Ever since COVID-19 starting making history in our local community, families have had more time at home to stream content, ponder the future, and think about the past. Families are talking about their memories and sharing stories and maybe even cooking up an old recipe or two. These times, in some ways, can connect us to our past. Just think about grandparents and great-grandparents, think about what it must have been like to live with real social distance. How grateful and excited it might have been to just ride down the road and visit someone on their front porch, play rook, or pick a little music with one another? I think about my own family’s reunions and the joy that the older folks got from sharing a meal and talking while all us kids wondered what the big deal was. These days, it’s a bit easier to relate. At least now we have the time to cook a meal with our families again without having to plan the rest of out lives around that simple act.
Something my grandparents also used to do was sit around the living room and listen to an old Firestone manufactured radio that stood like a piece of furniture where a TV might be today. They gathered around and listened to an old radio show, and we hope that in this season you might consider doing the same with our local history podcast!
So far on the show, we’ve covered a good bit of our history in Gwinnett. At the same time, we’ve barely even scratched the surface. If you go all the way back to the start, we kicked things off with an overview of Gwinnett History in our Eph. 00… That was last November when we were just figuring things out, we thank Gwinnett Magazine’s Guide To Gwinnett for supporting and starting the show, and after a 3 part series on Button Gwinnett, some mind benders from Lake Lanier, and a more personal holiday special we broke into the new year. We’ve talked about the Gold Rush that came to Gwinnett back in the day and we have had a lot to talk about in the 3 part series we wrapped up in March on the 1920s in Gwinnett. From the Birth of Ezzard Charles and an overview of Jim Crowe Georgia as we entered black history month, to a look at early education 100 years ago off Old Fountain road. We also over-viewed several of the happenings around Gwinnett in the Twenties such as the musical career of Gid Tanner and the Skillet lickers, to a female mayor in Duluth that jump started great parks in Gwinnett, and we even found a pot of Gold and some oil in a well in Dacula.
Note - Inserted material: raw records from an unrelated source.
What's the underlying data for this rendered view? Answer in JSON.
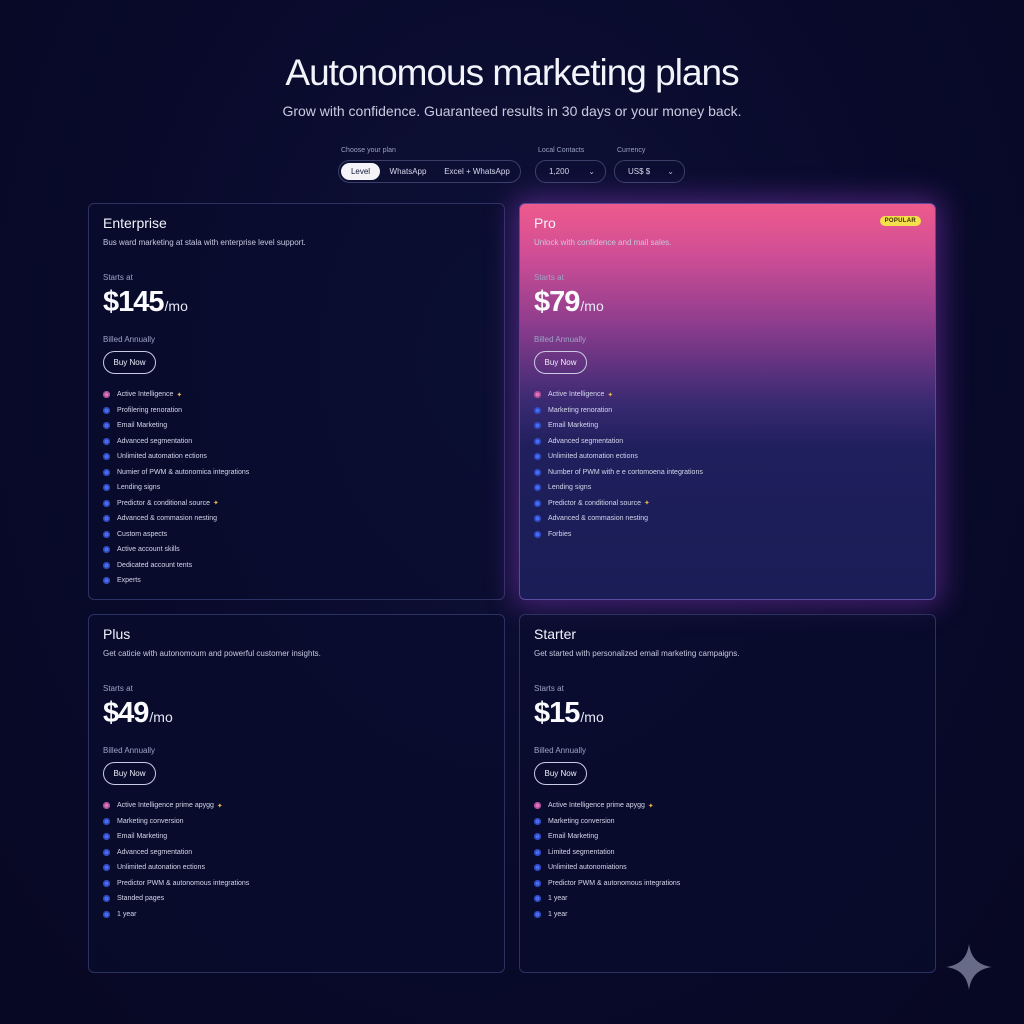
{
  "header": {
    "title": "Autonomous marketing plans",
    "subtitle": "Grow with confidence. Guaranteed results in 30 days or your money back."
  },
  "controls": {
    "plan_label": "Choose your plan",
    "plan_options": [
      "Level",
      "WhatsApp",
      "Excel + WhatsApp"
    ],
    "plan_selected": "Level",
    "contacts_label": "Local Contacts",
    "contacts_value": "1,200",
    "currency_label": "Currency",
    "currency_value": "US$ $"
  },
  "plans": [
    {
      "name": "Enterprise",
      "description": "Bus ward marketing at stala with enterprise level support.",
      "starts_at": "Starts at",
      "price": "$145",
      "period": "/mo",
      "billed": "Billed Annually",
      "cta": "Buy Now",
      "features": [
        "Active Intelligence",
        "Profilering renoration",
        "Email Marketing",
        "Advanced segmentation",
        "Unlimited automation ections",
        "Numier of PWM & autonomica integrations",
        "Lending signs",
        "Predictor & conditional source",
        "Advanced & commasion nesting",
        "Custom aspects",
        "Active account skills",
        "Dedicated account tents",
        "Experts"
      ]
    },
    {
      "name": "Pro",
      "badge": "POPULAR",
      "description": "Unlock with confidence and mail sales.",
      "starts_at": "Starts at",
      "price": "$79",
      "period": "/mo",
      "billed": "Billed Annually",
      "cta": "Buy Now",
      "features": [
        "Active Intelligence",
        "Marketing renoration",
        "Email Marketing",
        "Advanced segmentation",
        "Unlimited automation ections",
        "Number of PWM with e e cortomoena integrations",
        "Lending signs",
        "Predictor & conditional source",
        "Advanced & commasion nesting",
        "Forbies"
      ]
    },
    {
      "name": "Plus",
      "description": "Get caticie with autonomoum and powerful customer insights.",
      "starts_at": "Starts at",
      "price": "$49",
      "period": "/mo",
      "billed": "Billed Annually",
      "cta": "Buy Now",
      "features": [
        "Active Intelligence prime apygg",
        "Marketing conversion",
        "Email Marketing",
        "Advanced segmentation",
        "Unlimited autonation ections",
        "Predictor PWM & autonomous integrations",
        "Standed pages",
        "1 year"
      ]
    },
    {
      "name": "Starter",
      "description": "Get started with personalized email marketing campaigns.",
      "starts_at": "Starts at",
      "price": "$15",
      "period": "/mo",
      "billed": "Billed Annually",
      "cta": "Buy Now",
      "features": [
        "Active Intelligence prime apygg",
        "Marketing conversion",
        "Email Marketing",
        "Limited segmentation",
        "Unlimited autonomiations",
        "Predictor PWM & autonomous integrations",
        "1 year",
        "1 year"
      ]
    }
  ],
  "icons": {
    "feature_dot": "check-dot-icon",
    "sparkle": "sparkle-icon",
    "corner": "star-sparkle-icon"
  },
  "colors": {
    "background": "#090a2b",
    "accent_blue": "#4a6cf0",
    "accent_pink": "#e270c0",
    "badge_yellow": "#f4e04a"
  }
}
Finally, we discovered that what goes around comes around, and sometimes the old rails get turned into walking trails as we rediscovered the Lawrenceville Branch Railroad.
Today, there’s a lot more listeners than we first started with. With over 10 shows, now at over 1600 listeners, I was very pleased to know that it’s more than just a few of us that care about our local history, and I’m sure there are thousands more of us that have yet to discover the podcast. So… keep sharing and talking about the show. It makes 100% of the difference.
Today, I’m very pleased to call our first season to a close with a very special history of one of our Gwinnett cities. Last fall, a team of local historians completed a journey and a documentary film about the history of Buford, Georgia. Lynn Bowman, who operates the Buford Museum in downtown Buford produced the feature. I had the pleasure of meeting Lynn on a local access TV show years ago, and he’s been a consistent source of historical fact for writers, publications, and visitors to Buford, Georgia for decades now.
Lynn paired up with director Ernie Mosteller at Okra Entertainment, and the project was brought to Lynn by the U.S. Army Corps of Engineers who sought to record the oral history of the city and The Bona Allen Company that helped make the city what it is today.
Make sure you check out the film, and go buy the DVD and Blu-Ray next time you stop by the Buford Museum. I personally got to attend the premiere of the film at the Sylvia Beard Theatre. Having produced half a dozen documentary films, I can tell you that making a film of any kind isn’t easy. The research, the hours of choosing what to include and what to take out. How an interview will look, and acquiring the rights to visual aids such as photographs and film footage takes a long time, and this project took Lynn and Ernie over 2 years to complete.
After talking with Lynn, he was kind enough to let us cover this history of Buford by using clips from the film. So, we’re excited to talk about Buford, The Leather City. As told by these incredible local historians.
We hope you enjoy and we’ll be back soon with a second season!